If you have control over your business’ layout and resources, make sure that any workstations are as ergonomic and safe as possible. For example, you could design your cashier stations to reduce muscle strain in the hands, arms, legs or neck. Or, you could offer the tools and resources needed for safe lifting to employees who move stock.
When you design a job and its hiring process, remember to set realistic expectations. If a position requires heavy lifting, test prospective employees’ abilities before hiring them. And even if an employee proves they can lift a lot of weight, you should add other tasks to the job to allow for breaks. Implement a training program that overviews every safety-related topic possible and gives your employees a good understanding of the position.
Some businesses hire temporary employees to pick up the extra work that arises during the holidays. While temporary employees will not work with you as long as your other hires, you should still give them the resources they need to succeed.

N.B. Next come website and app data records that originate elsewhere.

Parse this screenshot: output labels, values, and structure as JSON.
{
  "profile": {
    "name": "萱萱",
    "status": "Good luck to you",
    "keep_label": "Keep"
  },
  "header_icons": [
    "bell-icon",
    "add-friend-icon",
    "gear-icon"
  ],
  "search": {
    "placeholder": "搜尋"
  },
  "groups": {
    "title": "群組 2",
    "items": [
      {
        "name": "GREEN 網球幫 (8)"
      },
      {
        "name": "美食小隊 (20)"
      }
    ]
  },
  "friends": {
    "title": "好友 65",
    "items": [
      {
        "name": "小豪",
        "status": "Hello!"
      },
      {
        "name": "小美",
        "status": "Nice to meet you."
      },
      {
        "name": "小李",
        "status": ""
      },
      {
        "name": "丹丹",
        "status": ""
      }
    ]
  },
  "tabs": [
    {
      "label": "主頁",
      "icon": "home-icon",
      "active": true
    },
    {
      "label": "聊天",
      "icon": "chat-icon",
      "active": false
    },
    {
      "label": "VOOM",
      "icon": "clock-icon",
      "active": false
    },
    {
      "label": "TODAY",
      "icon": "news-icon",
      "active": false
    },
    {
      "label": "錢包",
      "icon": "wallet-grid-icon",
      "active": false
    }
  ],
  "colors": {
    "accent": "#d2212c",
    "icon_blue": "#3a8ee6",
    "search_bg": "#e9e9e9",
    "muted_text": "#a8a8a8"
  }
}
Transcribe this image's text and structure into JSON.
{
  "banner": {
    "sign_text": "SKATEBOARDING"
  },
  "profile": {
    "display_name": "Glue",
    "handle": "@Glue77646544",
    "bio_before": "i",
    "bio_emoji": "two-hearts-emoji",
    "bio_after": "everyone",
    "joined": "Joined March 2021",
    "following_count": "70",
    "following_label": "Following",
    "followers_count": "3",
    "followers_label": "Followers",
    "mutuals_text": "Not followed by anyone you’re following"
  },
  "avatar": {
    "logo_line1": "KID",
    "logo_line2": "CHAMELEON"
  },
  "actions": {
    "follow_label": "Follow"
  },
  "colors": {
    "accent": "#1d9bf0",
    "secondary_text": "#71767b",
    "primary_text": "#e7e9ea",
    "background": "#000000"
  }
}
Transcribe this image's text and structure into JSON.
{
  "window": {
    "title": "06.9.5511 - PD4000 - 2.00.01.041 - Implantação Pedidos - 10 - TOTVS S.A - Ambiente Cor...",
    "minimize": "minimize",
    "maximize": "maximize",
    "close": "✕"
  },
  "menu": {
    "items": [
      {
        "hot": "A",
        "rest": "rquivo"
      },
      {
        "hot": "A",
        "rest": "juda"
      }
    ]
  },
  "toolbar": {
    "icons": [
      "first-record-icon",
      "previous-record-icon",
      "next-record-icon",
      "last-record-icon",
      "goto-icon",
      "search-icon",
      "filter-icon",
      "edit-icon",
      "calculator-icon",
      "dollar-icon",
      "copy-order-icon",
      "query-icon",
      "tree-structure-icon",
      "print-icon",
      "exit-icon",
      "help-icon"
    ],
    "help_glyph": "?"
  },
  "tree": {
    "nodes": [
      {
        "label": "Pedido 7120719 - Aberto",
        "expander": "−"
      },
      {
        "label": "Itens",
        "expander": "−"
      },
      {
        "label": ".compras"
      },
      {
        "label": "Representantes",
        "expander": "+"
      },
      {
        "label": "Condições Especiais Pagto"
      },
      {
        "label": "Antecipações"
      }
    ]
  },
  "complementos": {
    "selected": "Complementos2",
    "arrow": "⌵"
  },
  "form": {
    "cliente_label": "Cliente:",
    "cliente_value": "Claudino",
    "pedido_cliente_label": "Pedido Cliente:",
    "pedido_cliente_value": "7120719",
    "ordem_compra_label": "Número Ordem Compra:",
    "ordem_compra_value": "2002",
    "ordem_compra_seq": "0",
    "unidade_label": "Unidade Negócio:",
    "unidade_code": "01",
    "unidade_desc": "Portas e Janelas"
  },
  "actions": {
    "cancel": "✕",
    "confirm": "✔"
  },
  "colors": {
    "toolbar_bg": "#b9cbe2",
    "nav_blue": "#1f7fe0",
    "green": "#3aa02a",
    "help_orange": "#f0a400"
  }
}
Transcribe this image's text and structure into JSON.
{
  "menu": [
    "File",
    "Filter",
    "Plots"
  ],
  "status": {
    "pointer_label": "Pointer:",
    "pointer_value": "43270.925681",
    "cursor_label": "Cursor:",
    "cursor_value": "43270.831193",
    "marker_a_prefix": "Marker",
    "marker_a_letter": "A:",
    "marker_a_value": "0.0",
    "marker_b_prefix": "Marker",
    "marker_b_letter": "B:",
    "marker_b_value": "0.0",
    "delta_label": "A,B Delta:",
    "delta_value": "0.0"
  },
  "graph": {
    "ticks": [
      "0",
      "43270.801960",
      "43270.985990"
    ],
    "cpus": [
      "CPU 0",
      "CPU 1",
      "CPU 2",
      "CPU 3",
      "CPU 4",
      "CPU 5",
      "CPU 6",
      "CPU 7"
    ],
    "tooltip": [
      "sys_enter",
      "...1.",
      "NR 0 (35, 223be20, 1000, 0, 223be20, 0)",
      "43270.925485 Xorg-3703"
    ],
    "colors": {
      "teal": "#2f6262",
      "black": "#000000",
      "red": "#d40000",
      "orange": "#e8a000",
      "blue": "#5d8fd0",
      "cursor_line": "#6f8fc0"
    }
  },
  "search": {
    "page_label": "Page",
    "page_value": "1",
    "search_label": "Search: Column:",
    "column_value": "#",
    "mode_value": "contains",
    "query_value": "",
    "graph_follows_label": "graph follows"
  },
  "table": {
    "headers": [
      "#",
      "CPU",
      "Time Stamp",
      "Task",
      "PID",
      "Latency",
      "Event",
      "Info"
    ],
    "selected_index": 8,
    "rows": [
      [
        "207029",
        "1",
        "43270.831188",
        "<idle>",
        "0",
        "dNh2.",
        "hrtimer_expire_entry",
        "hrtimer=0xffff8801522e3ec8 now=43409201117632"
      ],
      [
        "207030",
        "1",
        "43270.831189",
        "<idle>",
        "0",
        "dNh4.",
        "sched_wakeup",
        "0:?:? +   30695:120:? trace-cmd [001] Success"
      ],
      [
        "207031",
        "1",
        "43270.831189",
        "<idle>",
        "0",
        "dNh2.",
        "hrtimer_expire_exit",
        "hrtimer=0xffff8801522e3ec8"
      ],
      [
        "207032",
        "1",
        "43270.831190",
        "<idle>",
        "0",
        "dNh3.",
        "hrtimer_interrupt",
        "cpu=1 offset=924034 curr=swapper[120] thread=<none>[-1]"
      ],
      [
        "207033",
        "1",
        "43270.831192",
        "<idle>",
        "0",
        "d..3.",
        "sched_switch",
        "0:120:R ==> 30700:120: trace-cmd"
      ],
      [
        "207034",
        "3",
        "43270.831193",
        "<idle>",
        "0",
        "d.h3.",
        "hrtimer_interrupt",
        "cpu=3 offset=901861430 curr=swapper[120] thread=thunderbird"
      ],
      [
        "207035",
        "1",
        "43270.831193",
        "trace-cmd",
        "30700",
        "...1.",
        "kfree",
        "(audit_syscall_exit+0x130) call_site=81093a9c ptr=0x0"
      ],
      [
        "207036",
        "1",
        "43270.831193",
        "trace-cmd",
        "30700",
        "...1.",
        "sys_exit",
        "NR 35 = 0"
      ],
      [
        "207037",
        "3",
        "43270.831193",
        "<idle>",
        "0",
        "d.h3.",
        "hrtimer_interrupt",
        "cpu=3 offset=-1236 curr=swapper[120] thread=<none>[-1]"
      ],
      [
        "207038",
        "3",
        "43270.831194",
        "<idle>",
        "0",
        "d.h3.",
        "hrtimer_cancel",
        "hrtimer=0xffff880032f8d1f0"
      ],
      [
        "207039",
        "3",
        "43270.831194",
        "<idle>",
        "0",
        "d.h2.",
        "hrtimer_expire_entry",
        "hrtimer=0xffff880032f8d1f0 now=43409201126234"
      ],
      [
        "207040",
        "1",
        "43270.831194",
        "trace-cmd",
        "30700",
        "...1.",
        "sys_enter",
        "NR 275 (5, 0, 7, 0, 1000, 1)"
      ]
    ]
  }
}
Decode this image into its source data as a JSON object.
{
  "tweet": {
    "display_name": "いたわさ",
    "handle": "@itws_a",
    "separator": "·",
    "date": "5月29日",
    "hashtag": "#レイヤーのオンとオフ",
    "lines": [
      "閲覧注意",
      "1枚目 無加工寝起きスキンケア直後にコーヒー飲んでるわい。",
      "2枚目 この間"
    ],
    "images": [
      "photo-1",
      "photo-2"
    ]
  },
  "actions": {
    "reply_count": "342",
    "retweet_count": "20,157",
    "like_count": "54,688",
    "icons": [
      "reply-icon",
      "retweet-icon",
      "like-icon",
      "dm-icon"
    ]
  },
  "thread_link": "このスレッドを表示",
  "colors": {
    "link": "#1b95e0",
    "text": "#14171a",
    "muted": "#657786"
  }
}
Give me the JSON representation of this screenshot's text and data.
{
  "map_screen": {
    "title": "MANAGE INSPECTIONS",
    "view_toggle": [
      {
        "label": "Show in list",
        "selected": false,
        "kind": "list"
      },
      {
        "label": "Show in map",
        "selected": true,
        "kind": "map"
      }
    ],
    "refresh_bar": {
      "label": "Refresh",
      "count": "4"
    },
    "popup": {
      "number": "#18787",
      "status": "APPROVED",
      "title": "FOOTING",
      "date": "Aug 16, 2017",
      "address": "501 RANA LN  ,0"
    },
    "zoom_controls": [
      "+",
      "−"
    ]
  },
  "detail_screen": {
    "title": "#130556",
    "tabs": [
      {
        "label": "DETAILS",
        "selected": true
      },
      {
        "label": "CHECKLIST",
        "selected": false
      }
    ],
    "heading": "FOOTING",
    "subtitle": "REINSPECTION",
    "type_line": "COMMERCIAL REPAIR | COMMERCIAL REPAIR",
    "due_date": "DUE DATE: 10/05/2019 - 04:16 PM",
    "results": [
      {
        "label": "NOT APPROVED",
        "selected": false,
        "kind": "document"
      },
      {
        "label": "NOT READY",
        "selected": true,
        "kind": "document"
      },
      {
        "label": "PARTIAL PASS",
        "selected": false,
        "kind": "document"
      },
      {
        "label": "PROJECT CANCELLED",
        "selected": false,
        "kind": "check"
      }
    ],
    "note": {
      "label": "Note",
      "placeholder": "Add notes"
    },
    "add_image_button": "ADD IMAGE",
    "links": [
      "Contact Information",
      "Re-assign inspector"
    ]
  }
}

Provide the proper training and create an environment where temporary workers feel comfortable asking questions.
Employers who want to run holiday sales should plan carefully for them. If necessary, put extra staff on the job during the sales to avoid overwork and accidents. Ask employees who worked during previous holiday sales if you can do anything to make this year more secure. Review any relevant policies and guidelines with your staff and create an emergency plan.
What to Do When Holiday Accidents Happen
Even if you do everything you can to prepare for one, accidents still happen. So, in addition to taking precautions to avoid mishaps, you should also make a plan for when one occurs. Taking the necessary steps to documenting your injury and getting it treated can make the process as smooth as possible.
If your injury involves another person, keep a record of everything that happened. For example, exchange information with the other party when you get into a vehicular accident. Even if another person was not involved, taking note of everything can help you get the proper medical treatment.
When an incident requires legal action, you should contact a lawyer who can get you the money you deserve. Contact us at KGB Injury Law for a free consultation. We can help you determine the best course of action.